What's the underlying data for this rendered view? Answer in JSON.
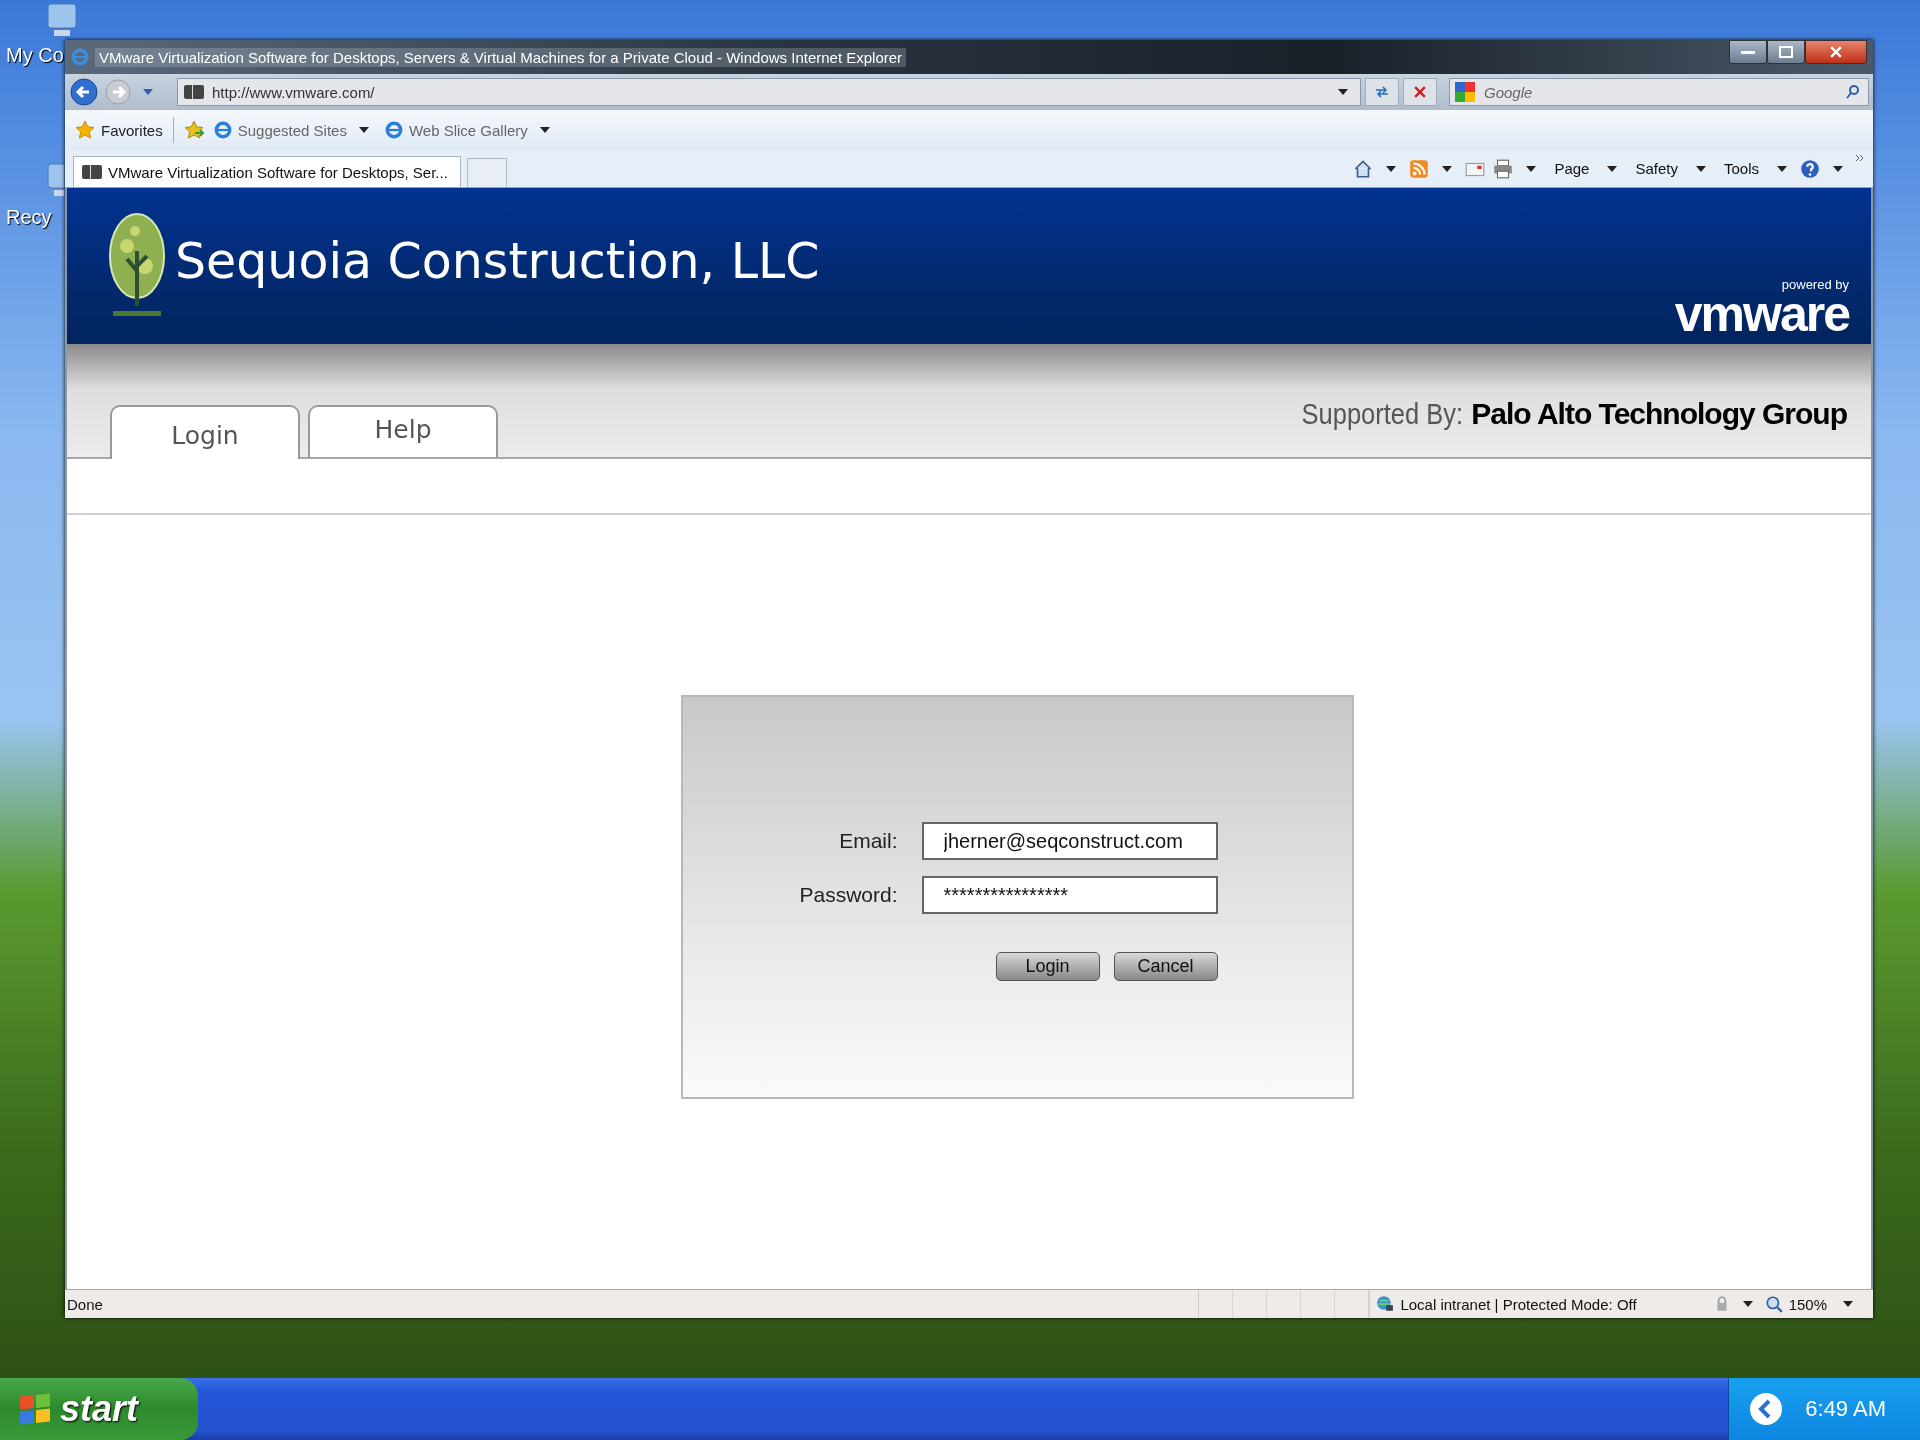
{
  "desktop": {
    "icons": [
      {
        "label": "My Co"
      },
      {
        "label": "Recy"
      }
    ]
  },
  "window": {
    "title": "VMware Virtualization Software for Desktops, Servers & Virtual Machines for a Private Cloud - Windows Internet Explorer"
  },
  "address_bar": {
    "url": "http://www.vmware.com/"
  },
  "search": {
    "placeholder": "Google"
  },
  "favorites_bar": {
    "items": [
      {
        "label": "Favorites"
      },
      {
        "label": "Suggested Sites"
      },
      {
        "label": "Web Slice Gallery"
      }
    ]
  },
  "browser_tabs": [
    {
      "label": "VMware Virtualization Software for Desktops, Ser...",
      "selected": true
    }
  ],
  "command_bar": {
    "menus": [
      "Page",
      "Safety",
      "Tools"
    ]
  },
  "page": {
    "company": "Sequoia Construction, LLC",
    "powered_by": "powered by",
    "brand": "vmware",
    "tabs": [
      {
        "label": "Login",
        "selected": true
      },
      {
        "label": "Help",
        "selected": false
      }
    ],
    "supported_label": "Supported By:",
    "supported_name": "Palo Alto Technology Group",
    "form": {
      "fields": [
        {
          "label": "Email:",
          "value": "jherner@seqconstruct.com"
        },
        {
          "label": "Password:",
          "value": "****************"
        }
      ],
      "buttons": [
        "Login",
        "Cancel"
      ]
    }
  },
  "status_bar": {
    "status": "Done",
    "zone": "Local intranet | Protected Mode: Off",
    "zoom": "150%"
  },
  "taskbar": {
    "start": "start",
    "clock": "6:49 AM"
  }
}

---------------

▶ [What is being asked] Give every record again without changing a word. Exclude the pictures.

▶ [Response]
What's the underlying data for this rendered view? Answer in JSON.
{
  "desktop": {
    "icons": [
      {
        "label": "My Co"
      },
      {
        "label": "Recy"
      }
    ]
  },
  "window": {
    "title": "VMware Virtualization Software for Desktops, Servers & Virtual Machines for a Private Cloud - Windows Internet Explorer"
  },
  "address_bar": {
    "url": "http://www.vmware.com/"
  },
  "search": {
    "placeholder": "Google"
  },
  "favorites_bar": {
    "items": [
      {
        "label": "Favorites"
      },
      {
        "label": "Suggested Sites"
      },
      {
        "label": "Web Slice Gallery"
      }
    ]
  },
  "browser_tabs": [
    {
      "label": "VMware Virtualization Software for Desktops, Ser...",
      "selected": true
    }
  ],
  "command_bar": {
    "menus": [
      "Page",
      "Safety",
      "Tools"
    ]
  },
  "page": {
    "company": "Sequoia Construction, LLC",
    "powered_by": "powered by",
    "brand": "vmware",
    "tabs": [
      {
        "label": "Login",
        "selected": true
      },
      {
        "label": "Help",
        "selected": false
      }
    ],
    "supported_label": "Supported By:",
    "supported_name": "Palo Alto Technology Group",
    "form": {
      "fields": [
        {
          "label": "Email:",
          "value": "jherner@seqconstruct.com"
        },
        {
          "label": "Password:",
          "value": "****************"
        }
      ],
      "buttons": [
        "Login",
        "Cancel"
      ]
    }
  },
  "status_bar": {
    "status": "Done",
    "zone": "Local intranet | Protected Mode: Off",
    "zoom": "150%"
  },
  "taskbar": {
    "start": "start",
    "clock": "6:49 AM"
  }
}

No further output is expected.